Biden’s unique inauguration
Dominique Jeter (TheLorian)
Following an monumental election in Nov. 2020, 2021 began with a tense change of power. With an increase of security, Joe Biden was sworn in as the new president of the United States.
This year’s inauguration, which occurred on Jan. 20, is one that has made history for numerous reasons. Kamala Harris made history not only as the first female vice president, but also as the first female who is of African-American and South Asian descent. The same was for President Barack Obama when he became the first male African American president in 2012.
Harris is also now known for her famous combination of “Chuck-and-Pearls” symbolizing the pearls she wears around her neck and the Converse sneakers she wore during her presidential run with Biden. During this election, many younger voters came out and exercised their right to vote, especially the minority population; therefore changing some states that were not even consider swing states, such as Georgia.
Harris is becoming an inspiration to young girls and older women across the country by breaking the stereotypical barriers. Harris made the comment, “I always say this: I may be the first to do many things—make sure I’m not the last.” Within the first 100 days, President Biden is already trying to reverse some the bills and legislation that former-President Donald Trump passed. Harris is working on things to address the COVID-19 pandemic and how they can help front-line essential workers with childcare, while also avoiding foreclosures and evictions. These two things are often accompanied with a pandemic.
Former-President Trump also made history during this inauguration by being the first president in 150 years to boycott his other opponents’ success and not attend the inauguration. Trump immediately left and went to one of his homes in Florida, according to numerous news sources. Many are not surprised that this occurred after his previous denial of not winning the election against President Biden, and the disappointing event that happened at the Capital in Washington D.C. in which lives were lost.
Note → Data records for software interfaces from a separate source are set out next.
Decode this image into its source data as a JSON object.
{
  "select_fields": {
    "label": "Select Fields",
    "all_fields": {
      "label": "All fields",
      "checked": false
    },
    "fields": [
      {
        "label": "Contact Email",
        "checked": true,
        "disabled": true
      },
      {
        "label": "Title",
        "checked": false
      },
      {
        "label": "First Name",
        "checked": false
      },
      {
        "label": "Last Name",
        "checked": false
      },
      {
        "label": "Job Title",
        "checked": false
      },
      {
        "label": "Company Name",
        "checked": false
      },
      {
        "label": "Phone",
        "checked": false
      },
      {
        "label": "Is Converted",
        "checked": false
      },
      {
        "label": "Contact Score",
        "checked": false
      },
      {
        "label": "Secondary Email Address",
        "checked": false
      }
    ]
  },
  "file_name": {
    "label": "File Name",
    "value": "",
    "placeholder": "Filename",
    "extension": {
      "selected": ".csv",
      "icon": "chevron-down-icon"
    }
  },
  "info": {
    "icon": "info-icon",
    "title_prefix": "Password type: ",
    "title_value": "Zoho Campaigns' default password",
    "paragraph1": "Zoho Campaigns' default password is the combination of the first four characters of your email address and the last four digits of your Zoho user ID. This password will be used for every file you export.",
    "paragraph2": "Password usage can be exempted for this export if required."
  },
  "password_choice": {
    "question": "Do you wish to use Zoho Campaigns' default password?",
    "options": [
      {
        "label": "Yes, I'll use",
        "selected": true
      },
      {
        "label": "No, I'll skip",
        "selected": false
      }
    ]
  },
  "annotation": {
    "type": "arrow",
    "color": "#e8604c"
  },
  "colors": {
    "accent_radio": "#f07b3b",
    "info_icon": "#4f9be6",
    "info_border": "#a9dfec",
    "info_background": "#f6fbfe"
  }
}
Now that the inauguration is over, both sides will be watching to see what President Biden and Vice-President Harris will accomplishment in their first 100 days, and what precedents they will set for their term.